• **PROBLEM REQUIREMENTS**
Hunt through the entries for the word "JSON" and copy each line in which it appears.

================================

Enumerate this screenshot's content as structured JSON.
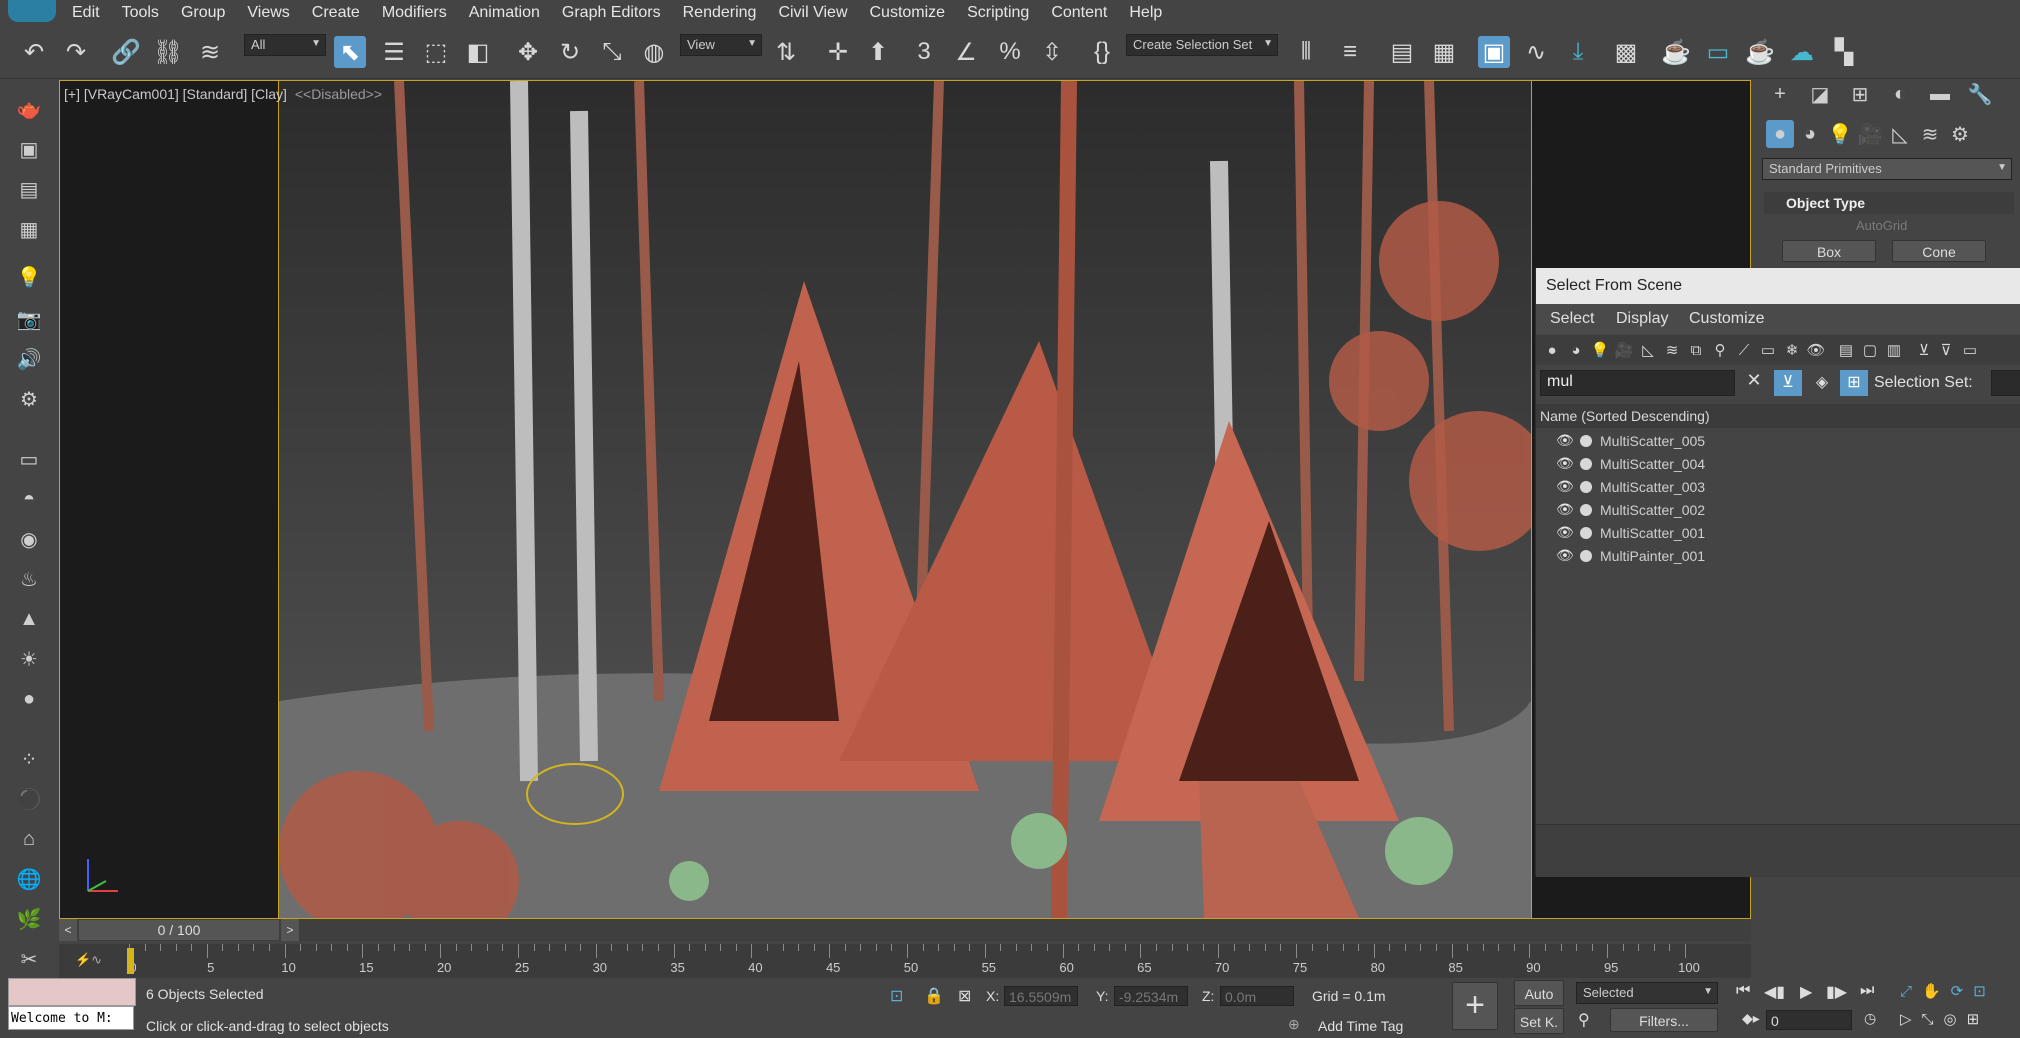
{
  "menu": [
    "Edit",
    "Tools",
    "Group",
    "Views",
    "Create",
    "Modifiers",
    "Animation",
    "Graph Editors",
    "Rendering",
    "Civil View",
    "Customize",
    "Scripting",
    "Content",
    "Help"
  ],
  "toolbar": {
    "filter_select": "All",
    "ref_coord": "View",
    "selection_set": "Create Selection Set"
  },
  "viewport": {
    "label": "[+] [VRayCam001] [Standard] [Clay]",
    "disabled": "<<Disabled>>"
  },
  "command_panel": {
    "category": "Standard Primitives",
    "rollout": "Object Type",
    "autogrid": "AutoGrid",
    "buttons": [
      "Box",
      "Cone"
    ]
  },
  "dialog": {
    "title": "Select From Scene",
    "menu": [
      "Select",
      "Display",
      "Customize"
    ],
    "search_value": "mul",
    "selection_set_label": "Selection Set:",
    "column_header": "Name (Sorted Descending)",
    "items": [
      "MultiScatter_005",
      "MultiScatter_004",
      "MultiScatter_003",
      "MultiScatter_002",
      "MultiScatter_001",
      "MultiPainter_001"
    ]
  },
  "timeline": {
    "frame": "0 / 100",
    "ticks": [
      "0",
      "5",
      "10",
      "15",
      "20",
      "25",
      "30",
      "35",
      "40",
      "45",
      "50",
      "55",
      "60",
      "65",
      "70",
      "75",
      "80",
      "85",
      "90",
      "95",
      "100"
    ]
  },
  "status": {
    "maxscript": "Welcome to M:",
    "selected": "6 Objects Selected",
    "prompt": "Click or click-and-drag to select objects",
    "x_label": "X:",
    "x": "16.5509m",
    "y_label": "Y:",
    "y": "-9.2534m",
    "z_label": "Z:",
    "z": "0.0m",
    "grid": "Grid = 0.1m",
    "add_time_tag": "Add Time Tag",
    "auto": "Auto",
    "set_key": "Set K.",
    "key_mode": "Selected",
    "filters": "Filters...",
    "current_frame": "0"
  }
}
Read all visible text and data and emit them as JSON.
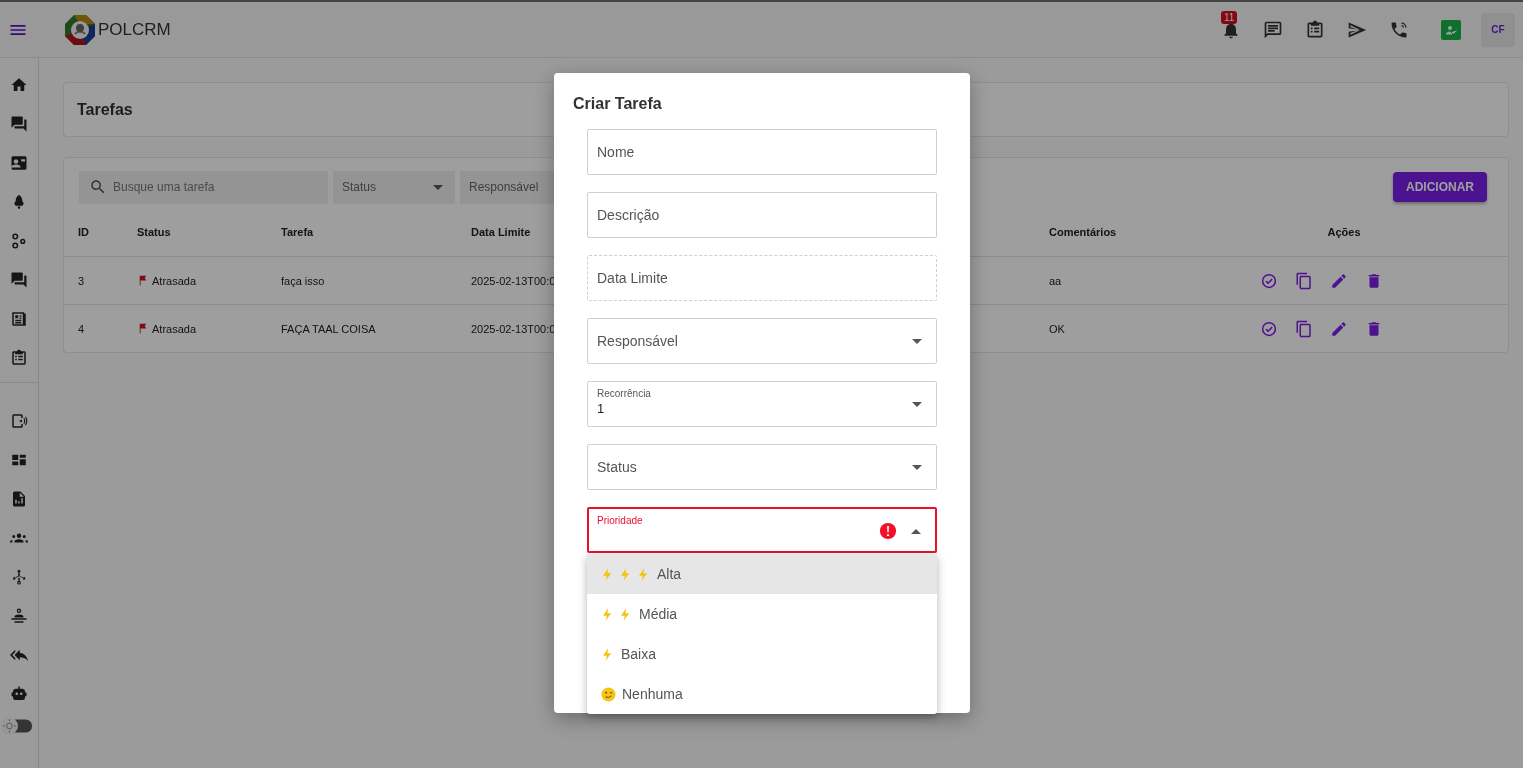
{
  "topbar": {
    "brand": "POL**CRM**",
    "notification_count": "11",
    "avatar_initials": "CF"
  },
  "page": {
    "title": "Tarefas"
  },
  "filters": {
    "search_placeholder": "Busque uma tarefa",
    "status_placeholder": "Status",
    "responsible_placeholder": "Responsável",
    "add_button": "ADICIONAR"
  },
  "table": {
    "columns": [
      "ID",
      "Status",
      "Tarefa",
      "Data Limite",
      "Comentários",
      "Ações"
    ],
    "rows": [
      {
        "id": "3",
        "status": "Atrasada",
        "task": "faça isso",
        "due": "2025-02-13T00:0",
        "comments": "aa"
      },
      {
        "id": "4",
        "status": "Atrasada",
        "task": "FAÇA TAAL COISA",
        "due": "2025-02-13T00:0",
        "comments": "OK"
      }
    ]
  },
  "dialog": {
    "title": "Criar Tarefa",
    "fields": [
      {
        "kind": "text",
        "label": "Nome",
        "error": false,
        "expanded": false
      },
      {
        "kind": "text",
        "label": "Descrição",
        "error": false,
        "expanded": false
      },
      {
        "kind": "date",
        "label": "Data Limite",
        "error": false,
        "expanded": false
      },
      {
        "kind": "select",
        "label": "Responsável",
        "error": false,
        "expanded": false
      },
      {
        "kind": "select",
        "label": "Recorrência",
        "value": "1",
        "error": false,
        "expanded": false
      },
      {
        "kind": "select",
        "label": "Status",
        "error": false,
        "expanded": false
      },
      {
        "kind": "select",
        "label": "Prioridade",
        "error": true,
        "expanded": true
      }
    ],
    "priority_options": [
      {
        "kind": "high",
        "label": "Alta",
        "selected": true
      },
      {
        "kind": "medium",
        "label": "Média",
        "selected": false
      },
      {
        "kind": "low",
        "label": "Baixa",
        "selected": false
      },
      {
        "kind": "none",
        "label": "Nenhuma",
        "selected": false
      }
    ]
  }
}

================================

• **RESPONSE TO THE EXERCISE**
Enumerate this screenshot's content as structured JSON.
Read all visible text and data and emit them as JSON.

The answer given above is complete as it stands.